When all proper documents are gathered, it is then appropriate to present the documents (which include the citation and the Information for Service of Process form) to the sheriff. It is important to note that the location of the sheriff must be in the county in which the non-filing spouse resides.
It is then the duty of the sheriff to search for the non-filing spouse as by the information provided in the documents. Generally, the sheriff will then locate and present the non-filing spouse with the documents.
Upon service, the filing-spouse will receive a receipt in the mail declaring that the non-filing spouse has been served.

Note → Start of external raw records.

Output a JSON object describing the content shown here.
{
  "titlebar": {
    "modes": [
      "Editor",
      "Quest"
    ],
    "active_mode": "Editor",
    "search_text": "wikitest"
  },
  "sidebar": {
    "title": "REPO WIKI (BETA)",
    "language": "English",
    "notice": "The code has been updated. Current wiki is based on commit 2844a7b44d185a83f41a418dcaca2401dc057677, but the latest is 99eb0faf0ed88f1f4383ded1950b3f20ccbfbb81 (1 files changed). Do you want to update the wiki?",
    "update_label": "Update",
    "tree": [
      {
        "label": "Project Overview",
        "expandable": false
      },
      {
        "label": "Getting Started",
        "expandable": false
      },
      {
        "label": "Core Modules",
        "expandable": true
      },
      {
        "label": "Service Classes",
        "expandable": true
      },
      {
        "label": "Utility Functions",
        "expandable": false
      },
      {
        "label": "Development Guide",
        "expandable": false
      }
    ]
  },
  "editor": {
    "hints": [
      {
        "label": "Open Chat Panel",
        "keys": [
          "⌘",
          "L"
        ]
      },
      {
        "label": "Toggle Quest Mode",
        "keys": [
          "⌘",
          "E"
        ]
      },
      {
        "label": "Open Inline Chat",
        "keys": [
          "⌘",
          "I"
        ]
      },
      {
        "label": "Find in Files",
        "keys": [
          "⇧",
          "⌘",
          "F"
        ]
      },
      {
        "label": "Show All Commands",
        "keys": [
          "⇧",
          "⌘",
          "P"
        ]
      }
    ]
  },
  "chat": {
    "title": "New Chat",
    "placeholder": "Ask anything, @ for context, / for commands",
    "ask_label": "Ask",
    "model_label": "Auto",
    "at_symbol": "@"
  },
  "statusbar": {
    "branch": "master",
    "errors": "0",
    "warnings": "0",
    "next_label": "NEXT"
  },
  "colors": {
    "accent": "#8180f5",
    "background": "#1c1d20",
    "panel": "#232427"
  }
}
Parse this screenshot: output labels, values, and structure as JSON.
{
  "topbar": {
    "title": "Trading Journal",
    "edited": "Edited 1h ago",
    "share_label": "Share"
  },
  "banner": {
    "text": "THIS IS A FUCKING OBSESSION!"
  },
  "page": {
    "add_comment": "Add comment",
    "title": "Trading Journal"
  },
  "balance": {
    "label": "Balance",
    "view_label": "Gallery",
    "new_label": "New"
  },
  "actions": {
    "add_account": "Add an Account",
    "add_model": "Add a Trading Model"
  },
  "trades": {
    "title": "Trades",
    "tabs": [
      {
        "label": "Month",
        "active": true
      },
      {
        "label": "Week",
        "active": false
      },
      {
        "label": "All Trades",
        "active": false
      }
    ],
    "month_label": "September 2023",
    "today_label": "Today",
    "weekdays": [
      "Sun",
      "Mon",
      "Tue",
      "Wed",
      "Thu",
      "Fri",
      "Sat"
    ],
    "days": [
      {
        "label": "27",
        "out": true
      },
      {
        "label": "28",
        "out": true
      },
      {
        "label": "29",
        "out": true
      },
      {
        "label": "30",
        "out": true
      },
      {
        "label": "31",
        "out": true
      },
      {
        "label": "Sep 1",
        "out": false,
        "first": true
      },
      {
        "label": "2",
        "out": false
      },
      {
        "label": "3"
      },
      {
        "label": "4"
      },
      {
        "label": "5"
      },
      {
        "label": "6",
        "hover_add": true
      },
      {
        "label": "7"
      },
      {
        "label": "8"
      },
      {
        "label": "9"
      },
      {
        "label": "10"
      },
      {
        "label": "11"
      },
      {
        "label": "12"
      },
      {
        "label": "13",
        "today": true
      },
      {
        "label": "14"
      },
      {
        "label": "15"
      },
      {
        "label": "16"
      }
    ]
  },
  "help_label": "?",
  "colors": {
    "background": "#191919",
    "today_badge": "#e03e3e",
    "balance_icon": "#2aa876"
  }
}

This receipt should then be filed with the court.
What if the Non-filing Spouse is not Located?
There are situations in which the sheriff will be unable to locate the non-filing spouse for service. This scenario is common – oftentimes, the non-filing spouse will be aware of an oncoming divorce and will attempt to avoid it for as long as it is possible.
In this circumstance, the filing spouse will be able to file what is called a “special motion” with the court. The filing spouse will then be able to obtain special permission from the court to serve the spouse through other means. The judge will be able to provide the filing spouse the ability to serve the non-filing spouse through means of certified mail or even through public notice in the newspaper. Upon approval, the judge will likely issue the order instructing the non-filing spouse through what additional means service may occur.